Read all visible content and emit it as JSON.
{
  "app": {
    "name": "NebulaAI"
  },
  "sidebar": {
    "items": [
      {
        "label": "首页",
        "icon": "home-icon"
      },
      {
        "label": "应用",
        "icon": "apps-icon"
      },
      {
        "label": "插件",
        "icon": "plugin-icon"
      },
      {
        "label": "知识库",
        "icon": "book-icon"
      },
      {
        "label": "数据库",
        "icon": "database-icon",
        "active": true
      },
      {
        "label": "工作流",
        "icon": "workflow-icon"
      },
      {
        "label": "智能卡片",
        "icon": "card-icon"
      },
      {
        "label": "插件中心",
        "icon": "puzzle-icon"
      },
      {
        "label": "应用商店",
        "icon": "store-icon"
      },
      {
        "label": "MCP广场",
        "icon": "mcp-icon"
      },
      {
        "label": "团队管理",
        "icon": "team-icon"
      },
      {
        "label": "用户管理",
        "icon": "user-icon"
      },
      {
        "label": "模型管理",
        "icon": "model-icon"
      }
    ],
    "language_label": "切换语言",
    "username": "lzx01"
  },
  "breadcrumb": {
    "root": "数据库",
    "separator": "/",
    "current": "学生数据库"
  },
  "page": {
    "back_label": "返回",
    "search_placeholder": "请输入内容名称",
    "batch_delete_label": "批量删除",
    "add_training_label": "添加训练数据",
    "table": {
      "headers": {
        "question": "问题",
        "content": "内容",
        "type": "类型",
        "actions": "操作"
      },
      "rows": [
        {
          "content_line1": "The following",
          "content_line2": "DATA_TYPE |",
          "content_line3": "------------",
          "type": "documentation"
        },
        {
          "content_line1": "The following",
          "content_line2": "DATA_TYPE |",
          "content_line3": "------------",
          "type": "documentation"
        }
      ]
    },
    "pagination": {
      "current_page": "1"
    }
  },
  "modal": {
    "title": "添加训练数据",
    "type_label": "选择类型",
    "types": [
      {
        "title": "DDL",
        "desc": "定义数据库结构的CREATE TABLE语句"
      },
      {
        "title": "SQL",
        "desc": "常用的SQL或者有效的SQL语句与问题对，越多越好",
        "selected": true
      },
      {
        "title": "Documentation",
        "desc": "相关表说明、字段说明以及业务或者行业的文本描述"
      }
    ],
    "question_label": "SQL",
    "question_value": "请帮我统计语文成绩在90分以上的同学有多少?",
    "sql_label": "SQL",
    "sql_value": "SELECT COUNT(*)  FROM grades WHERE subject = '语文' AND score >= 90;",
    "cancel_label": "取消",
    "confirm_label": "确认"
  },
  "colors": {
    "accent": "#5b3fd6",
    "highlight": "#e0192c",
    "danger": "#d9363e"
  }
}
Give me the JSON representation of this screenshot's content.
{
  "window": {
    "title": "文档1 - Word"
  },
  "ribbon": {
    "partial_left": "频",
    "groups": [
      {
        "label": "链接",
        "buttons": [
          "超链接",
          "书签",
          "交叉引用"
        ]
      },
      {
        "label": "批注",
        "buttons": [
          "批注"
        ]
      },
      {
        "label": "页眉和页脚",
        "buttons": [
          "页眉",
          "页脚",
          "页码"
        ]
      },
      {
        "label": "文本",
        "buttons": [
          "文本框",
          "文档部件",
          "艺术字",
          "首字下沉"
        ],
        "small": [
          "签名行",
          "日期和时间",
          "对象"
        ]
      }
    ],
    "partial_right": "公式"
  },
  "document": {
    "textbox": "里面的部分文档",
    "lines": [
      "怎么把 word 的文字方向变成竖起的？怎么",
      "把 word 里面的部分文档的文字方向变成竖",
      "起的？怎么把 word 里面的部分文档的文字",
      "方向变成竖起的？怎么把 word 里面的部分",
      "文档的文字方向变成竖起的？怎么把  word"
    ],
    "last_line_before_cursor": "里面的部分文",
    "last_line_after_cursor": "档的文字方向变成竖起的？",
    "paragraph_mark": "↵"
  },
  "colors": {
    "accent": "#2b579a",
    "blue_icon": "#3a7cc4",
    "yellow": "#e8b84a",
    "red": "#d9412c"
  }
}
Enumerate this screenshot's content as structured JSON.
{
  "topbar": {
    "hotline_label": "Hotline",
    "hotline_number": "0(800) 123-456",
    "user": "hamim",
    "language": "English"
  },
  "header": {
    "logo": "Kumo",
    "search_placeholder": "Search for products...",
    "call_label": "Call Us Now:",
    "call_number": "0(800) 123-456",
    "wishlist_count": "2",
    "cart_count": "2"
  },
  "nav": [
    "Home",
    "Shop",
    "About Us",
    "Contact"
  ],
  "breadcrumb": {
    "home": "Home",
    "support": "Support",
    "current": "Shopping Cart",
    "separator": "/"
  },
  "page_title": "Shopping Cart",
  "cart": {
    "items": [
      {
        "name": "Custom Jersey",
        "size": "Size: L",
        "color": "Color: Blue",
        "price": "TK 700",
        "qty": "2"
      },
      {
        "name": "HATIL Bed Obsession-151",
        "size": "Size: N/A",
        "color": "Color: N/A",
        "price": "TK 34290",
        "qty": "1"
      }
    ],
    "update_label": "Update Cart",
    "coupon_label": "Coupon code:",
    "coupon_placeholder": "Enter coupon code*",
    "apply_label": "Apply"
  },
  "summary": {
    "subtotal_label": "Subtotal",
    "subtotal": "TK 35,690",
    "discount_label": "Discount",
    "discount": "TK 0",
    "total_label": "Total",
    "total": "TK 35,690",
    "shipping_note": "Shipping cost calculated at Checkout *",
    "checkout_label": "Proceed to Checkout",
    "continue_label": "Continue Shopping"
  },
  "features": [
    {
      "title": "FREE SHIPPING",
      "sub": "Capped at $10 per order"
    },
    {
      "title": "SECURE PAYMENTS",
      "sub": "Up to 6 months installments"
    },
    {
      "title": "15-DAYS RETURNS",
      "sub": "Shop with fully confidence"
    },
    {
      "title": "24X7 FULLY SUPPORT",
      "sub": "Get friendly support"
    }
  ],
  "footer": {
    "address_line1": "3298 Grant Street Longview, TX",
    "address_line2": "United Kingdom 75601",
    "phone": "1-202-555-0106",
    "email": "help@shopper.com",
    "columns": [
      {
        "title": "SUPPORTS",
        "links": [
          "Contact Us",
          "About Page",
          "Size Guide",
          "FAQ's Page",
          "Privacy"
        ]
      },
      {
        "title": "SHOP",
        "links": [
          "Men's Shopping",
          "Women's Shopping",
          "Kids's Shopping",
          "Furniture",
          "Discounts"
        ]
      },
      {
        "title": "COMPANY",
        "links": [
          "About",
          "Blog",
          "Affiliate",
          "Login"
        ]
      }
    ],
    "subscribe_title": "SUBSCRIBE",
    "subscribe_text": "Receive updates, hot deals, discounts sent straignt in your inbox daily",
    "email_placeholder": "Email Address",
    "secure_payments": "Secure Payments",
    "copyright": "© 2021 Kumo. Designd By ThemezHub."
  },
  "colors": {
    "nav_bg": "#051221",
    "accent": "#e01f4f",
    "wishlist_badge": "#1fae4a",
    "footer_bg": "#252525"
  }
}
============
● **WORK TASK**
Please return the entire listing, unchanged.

● **TASK ANSWER**
Read all visible content and emit it as JSON.
{
  "app": {
    "name": "NebulaAI"
  },
  "sidebar": {
    "items": [
      {
        "label": "首页",
        "icon": "home-icon"
      },
      {
        "label": "应用",
        "icon": "apps-icon"
      },
      {
        "label": "插件",
        "icon": "plugin-icon"
      },
      {
        "label": "知识库",
        "icon": "book-icon"
      },
      {
        "label": "数据库",
        "icon": "database-icon",
        "active": true
      },
      {
        "label": "工作流",
        "icon": "workflow-icon"
      },
      {
        "label": "智能卡片",
        "icon": "card-icon"
      },
      {
        "label": "插件中心",
        "icon": "puzzle-icon"
      },
      {
        "label": "应用商店",
        "icon": "store-icon"
      },
      {
        "label": "MCP广场",
        "icon": "mcp-icon"
      },
      {
        "label": "团队管理",
        "icon": "team-icon"
      },
      {
        "label": "用户管理",
        "icon": "user-icon"
      },
      {
        "label": "模型管理",
        "icon": "model-icon"
      }
    ],
    "language_label": "切换语言",
    "username": "lzx01"
  },
  "breadcrumb": {
    "root": "数据库",
    "separator": "/",
    "current": "学生数据库"
  },
  "page": {
    "back_label": "返回",
    "search_placeholder": "请输入内容名称",
    "batch_delete_label": "批量删除",
    "add_training_label": "添加训练数据",
    "table": {
      "headers": {
        "question": "问题",
        "content": "内容",
        "type": "类型",
        "actions": "操作"
      },
      "rows": [
        {
          "content_line1": "The following",
          "content_line2": "DATA_TYPE |",
          "content_line3": "------------",
          "type": "documentation"
        },
        {
          "content_line1": "The following",
          "content_line2": "DATA_TYPE |",
          "content_line3": "------------",
          "type": "documentation"
        }
      ]
    },
    "pagination": {
      "current_page": "1"
    }
  },
  "modal": {
    "title": "添加训练数据",
    "type_label": "选择类型",
    "types": [
      {
        "title": "DDL",
        "desc": "定义数据库结构的CREATE TABLE语句"
      },
      {
        "title": "SQL",
        "desc": "常用的SQL或者有效的SQL语句与问题对，越多越好",
        "selected": true
      },
      {
        "title": "Documentation",
        "desc": "相关表说明、字段说明以及业务或者行业的文本描述"
      }
    ],
    "question_label": "SQL",
    "question_value": "请帮我统计语文成绩在90分以上的同学有多少?",
    "sql_label": "SQL",
    "sql_value": "SELECT COUNT(*)  FROM grades WHERE subject = '语文' AND score >= 90;",
    "cancel_label": "取消",
    "confirm_label": "确认"
  },
  "colors": {
    "accent": "#5b3fd6",
    "highlight": "#e0192c",
    "danger": "#d9363e"
  }
}
Give me the JSON representation of this screenshot's content.
{
  "window": {
    "title": "文档1 - Word"
  },
  "ribbon": {
    "partial_left": "频",
    "groups": [
      {
        "label": "链接",
        "buttons": [
          "超链接",
          "书签",
          "交叉引用"
        ]
      },
      {
        "label": "批注",
        "buttons": [
          "批注"
        ]
      },
      {
        "label": "页眉和页脚",
        "buttons": [
          "页眉",
          "页脚",
          "页码"
        ]
      },
      {
        "label": "文本",
        "buttons": [
          "文本框",
          "文档部件",
          "艺术字",
          "首字下沉"
        ],
        "small": [
          "签名行",
          "日期和时间",
          "对象"
        ]
      }
    ],
    "partial_right": "公式"
  },
  "document": {
    "textbox": "里面的部分文档",
    "lines": [
      "怎么把 word 的文字方向变成竖起的？怎么",
      "把 word 里面的部分文档的文字方向变成竖",
      "起的？怎么把 word 里面的部分文档的文字",
      "方向变成竖起的？怎么把 word 里面的部分",
      "文档的文字方向变成竖起的？怎么把  word"
    ],
    "last_line_before_cursor": "里面的部分文",
    "last_line_after_cursor": "档的文字方向变成竖起的？",
    "paragraph_mark": "↵"
  },
  "colors": {
    "accent": "#2b579a",
    "blue_icon": "#3a7cc4",
    "yellow": "#e8b84a",
    "red": "#d9412c"
  }
}
Enumerate this screenshot's content as structured JSON.
{
  "topbar": {
    "hotline_label": "Hotline",
    "hotline_number": "0(800) 123-456",
    "user": "hamim",
    "language": "English"
  },
  "header": {
    "logo": "Kumo",
    "search_placeholder": "Search for products...",
    "call_label": "Call Us Now:",
    "call_number": "0(800) 123-456",
    "wishlist_count": "2",
    "cart_count": "2"
  },
  "nav": [
    "Home",
    "Shop",
    "About Us",
    "Contact"
  ],
  "breadcrumb": {
    "home": "Home",
    "support": "Support",
    "current": "Shopping Cart",
    "separator": "/"
  },
  "page_title": "Shopping Cart",
  "cart": {
    "items": [
      {
        "name": "Custom Jersey",
        "size": "Size: L",
        "color": "Color: Blue",
        "price": "TK 700",
        "qty": "2"
      },
      {
        "name": "HATIL Bed Obsession-151",
        "size": "Size: N/A",
        "color": "Color: N/A",
        "price": "TK 34290",
        "qty": "1"
      }
    ],
    "update_label": "Update Cart",
    "coupon_label": "Coupon code:",
    "coupon_placeholder": "Enter coupon code*",
    "apply_label": "Apply"
  },
  "summary": {
    "subtotal_label": "Subtotal",
    "subtotal": "TK 35,690",
    "discount_label": "Discount",
    "discount": "TK 0",
    "total_label": "Total",
    "total": "TK 35,690",
    "shipping_note": "Shipping cost calculated at Checkout *",
    "checkout_label": "Proceed to Checkout",
    "continue_label": "Continue Shopping"
  },
  "features": [
    {
      "title": "FREE SHIPPING",
      "sub": "Capped at $10 per order"
    },
    {
      "title": "SECURE PAYMENTS",
      "sub": "Up to 6 months installments"
    },
    {
      "title": "15-DAYS RETURNS",
      "sub": "Shop with fully confidence"
    },
    {
      "title": "24X7 FULLY SUPPORT",
      "sub": "Get friendly support"
    }
  ],
  "footer": {
    "address_line1": "3298 Grant Street Longview, TX",
    "address_line2": "United Kingdom 75601",
    "phone": "1-202-555-0106",
    "email": "help@shopper.com",
    "columns": [
      {
        "title": "SUPPORTS",
        "links": [
          "Contact Us",
          "About Page",
          "Size Guide",
          "FAQ's Page",
          "Privacy"
        ]
      },
      {
        "title": "SHOP",
        "links": [
          "Men's Shopping",
          "Women's Shopping",
          "Kids's Shopping",
          "Furniture",
          "Discounts"
        ]
      },
      {
        "title": "COMPANY",
        "links": [
          "About",
          "Blog",
          "Affiliate",
          "Login"
        ]
      }
    ],
    "subscribe_title": "SUBSCRIBE",
    "subscribe_text": "Receive updates, hot deals, discounts sent straignt in your inbox daily",
    "email_placeholder": "Email Address",
    "secure_payments": "Secure Payments",
    "copyright": "© 2021 Kumo. Designd By ThemezHub."
  },
  "colors": {
    "nav_bg": "#051221",
    "accent": "#e01f4f",
    "wishlist_badge": "#1fae4a",
    "footer_bg": "#252525"
  }
}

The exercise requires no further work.